━━ Data extracts

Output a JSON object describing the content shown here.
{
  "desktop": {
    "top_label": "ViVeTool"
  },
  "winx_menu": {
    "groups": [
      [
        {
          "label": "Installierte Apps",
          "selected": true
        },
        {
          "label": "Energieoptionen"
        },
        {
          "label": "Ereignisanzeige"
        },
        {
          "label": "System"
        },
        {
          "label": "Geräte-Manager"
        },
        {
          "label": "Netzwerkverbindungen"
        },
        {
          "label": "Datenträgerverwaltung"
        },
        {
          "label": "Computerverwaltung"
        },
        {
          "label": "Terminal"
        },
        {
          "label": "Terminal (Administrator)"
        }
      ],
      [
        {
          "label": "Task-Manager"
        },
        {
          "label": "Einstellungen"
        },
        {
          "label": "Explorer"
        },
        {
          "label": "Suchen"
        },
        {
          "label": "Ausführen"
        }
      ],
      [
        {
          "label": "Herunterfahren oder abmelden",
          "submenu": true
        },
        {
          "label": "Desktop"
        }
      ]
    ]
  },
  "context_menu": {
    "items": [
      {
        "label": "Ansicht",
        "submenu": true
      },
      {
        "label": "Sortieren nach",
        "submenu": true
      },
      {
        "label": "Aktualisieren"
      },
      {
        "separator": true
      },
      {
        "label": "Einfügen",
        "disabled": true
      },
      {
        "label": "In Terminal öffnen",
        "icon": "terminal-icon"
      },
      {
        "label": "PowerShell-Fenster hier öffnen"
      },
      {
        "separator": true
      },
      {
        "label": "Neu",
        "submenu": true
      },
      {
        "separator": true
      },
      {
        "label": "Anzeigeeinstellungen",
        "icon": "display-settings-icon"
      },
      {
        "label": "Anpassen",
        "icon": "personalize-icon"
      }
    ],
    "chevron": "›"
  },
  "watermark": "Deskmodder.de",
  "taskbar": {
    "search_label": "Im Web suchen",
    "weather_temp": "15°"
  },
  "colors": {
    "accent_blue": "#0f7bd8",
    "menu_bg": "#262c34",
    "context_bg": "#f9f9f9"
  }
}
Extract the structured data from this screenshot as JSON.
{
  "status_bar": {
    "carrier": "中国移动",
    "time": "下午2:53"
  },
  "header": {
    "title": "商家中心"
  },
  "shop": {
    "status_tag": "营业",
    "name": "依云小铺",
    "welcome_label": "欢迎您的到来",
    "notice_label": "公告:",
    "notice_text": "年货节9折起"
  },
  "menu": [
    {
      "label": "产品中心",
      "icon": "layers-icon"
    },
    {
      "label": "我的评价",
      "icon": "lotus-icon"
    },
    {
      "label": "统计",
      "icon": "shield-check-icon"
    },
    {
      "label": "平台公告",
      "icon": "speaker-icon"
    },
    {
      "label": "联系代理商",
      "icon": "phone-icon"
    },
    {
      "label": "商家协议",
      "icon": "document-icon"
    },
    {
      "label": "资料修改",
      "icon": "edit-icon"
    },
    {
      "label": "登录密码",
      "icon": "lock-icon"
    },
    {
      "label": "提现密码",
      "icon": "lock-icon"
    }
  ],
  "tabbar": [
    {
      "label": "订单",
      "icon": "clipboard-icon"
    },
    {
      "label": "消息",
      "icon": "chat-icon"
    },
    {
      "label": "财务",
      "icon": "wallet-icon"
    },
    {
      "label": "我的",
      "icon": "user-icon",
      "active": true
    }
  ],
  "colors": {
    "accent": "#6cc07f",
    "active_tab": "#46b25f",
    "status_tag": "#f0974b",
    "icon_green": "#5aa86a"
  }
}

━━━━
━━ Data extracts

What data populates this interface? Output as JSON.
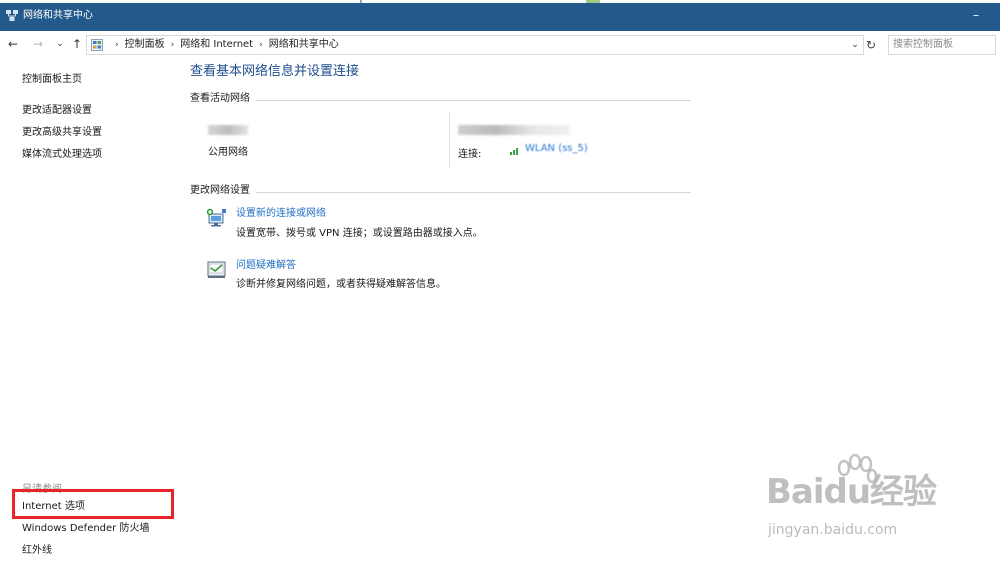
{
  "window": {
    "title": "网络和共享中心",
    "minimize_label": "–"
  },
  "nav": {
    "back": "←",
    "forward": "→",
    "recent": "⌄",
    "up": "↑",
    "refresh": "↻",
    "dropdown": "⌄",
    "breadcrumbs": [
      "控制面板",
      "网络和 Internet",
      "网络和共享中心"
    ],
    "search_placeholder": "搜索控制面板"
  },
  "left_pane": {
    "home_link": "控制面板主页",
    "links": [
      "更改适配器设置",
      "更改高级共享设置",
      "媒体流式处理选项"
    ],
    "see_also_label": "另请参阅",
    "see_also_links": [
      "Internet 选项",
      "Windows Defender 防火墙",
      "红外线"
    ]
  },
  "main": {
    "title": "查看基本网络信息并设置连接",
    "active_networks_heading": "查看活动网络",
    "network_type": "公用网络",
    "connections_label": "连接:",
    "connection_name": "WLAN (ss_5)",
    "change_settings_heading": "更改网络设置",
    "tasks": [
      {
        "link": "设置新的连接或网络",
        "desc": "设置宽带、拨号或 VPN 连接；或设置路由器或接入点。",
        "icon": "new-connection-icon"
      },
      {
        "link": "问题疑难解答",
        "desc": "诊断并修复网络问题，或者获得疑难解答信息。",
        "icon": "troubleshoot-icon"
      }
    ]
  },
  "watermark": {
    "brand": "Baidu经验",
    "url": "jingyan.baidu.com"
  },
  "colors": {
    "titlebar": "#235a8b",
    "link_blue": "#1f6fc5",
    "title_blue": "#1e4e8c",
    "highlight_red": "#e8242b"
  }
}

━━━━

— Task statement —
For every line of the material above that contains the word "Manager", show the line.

— Response to the task —
          "label": "Geräte-Manager"
          "label": "Task-Manager"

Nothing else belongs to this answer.